Damage to the lungs doesn’t have to be from just smoke. Although vaping products are heated, not burned, they still pose health risks to lungs. Since last year more than 2,800 who vape have been hospitalized and 68 have died, many from ARDS, according to the CDC. A large majority of the hospitalizations are attributed to THC products containing the oil vitamin E acetate.  

“We found that vitamin E acetate is injurious to lungs both in mice and to human lung alveolar epithelial cells grown in the lab,” Matthay said.

But the chemical components of other vaping formulations, including nicotine products, also are likely to prove harmful, according to UCSF pulmonologist and epidemiologist John Balmes, MD.

“I suspect that whenever you inhale a heated chemical aerosol it’s going to increase the risk for lung infection,” Balmes said.

Compromised Lungs From COPD, Asthma

Smoking accounts for a great majority chronic obstructive pulmonary disease (COPD), including bronchitis. Smoking rates for people diagnosed with COPD, or with asthma, a chronic lung disease in which the lung’s airways easily constrict, are about the same as for the general population, according to UCSF pulmonologist Stephen Lazarus, MD.  

“Asthma, and to a lesser extent COPD, are inflammatory diseases,” Lazarus said. “The inflammation is exacerbated by viral infections, and by smoking and air pollution. Early data indicate that outcomes are worse for COVID-19 patients with asthma or COPD, but does not show that they are at any increased risk of becoming infected.”

Lazarus urges asthma patients who are worried about their COVID-19 risk to continue taking medications prescribed to help prevent their airways from contracting so easily, including any prescribed inhaled steroids, which are less immunosuppressive than oral steroids, Lazarus said. Patients with chronic respiratory disease who smoke might want to reconsider the possibility of quitting.

Will Wildfires Rage Alongside the Pandemic?

Like smoking, air pollution increases inflammation, Balmes said. Lung diseases might be the most obvious chronic conditions affected, but they are not the only ones. Epidemiological studies have found associations between air pollution levels and diabetes, heart disease, lung disease, and high blood pressure. Much of the mayhem caused by air pollution appears to be due to small-particle air pollution.
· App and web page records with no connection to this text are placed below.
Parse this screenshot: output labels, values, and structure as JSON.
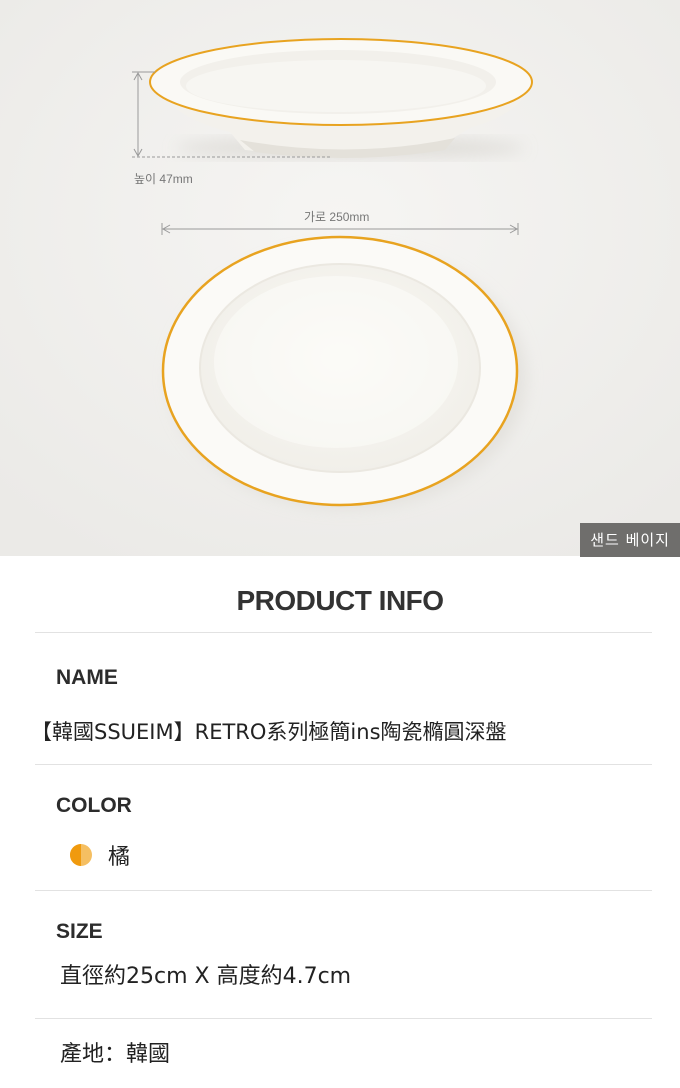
{
  "photo": {
    "height_label": "높이 47mm",
    "width_label": "가로 250mm",
    "color_badge": "샌드 베이지"
  },
  "info": {
    "title": "PRODUCT INFO",
    "name_label": "NAME",
    "name_value": "【韓國SSUEIM】RETRO系列極簡ins陶瓷橢圓深盤",
    "color_label": "COLOR",
    "color_value": "橘",
    "swatch_colors": [
      "#f09a0e",
      "#f5bf62"
    ],
    "size_label": "SIZE",
    "size_value": "直徑約25cm X 高度約4.7cm",
    "origin": "產地：韓國"
  },
  "colors": {
    "rim": "#e8a320",
    "background": "#f1f0ee"
  }
}
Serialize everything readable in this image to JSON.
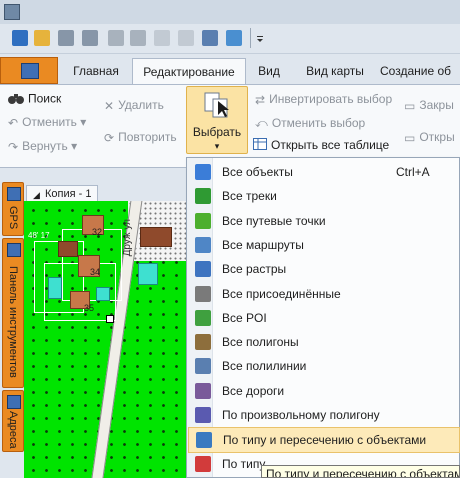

Even relatively short-term increases in ambient air pollution, as occurs with large wildfires, have been associated with increased hospital admissions for heart conditions, asthma and pneumonia. A 2003 study of the related coronavirus that caused thousands of SARS cases in China found an association between air pollution levels and fatality.

Balmes suggests that a good share of the biological underpinnings for these epidemiological associations is likely due to inflammation.  Immune cells called macrophages are tasked with gobbling up and getting rid of all the tiny particles from combustion products that enter the lungs.

“The macrophages in the alveoli can become overloaded, and this probably contributes to infection risk,” he said.

About half of California and much of the West are abnormally dry now, possibly priming these regions for major wildfires that in a few months may again torch populated areas and blanket millions with hazardous, smoke-filled air.

If the COVID19 pandemic persists into wildfire season, it will undoubtedly worsen outcomes for those stricken with the virus, Balmes said, but it will also pose other challenges. Firefighters could no longer be housed or work closely together and the displaced could not reside so closely together in clean-air shelters without risking the spread of infection. It’s unclear when there will even be enough masks to simultaneously protect the vulnerable from the virus and dirty air.

“There really is growing concern that wildfires may hit us before the spread of COVID-19 is under control,” Balmes said. “That would really be a double whammy.”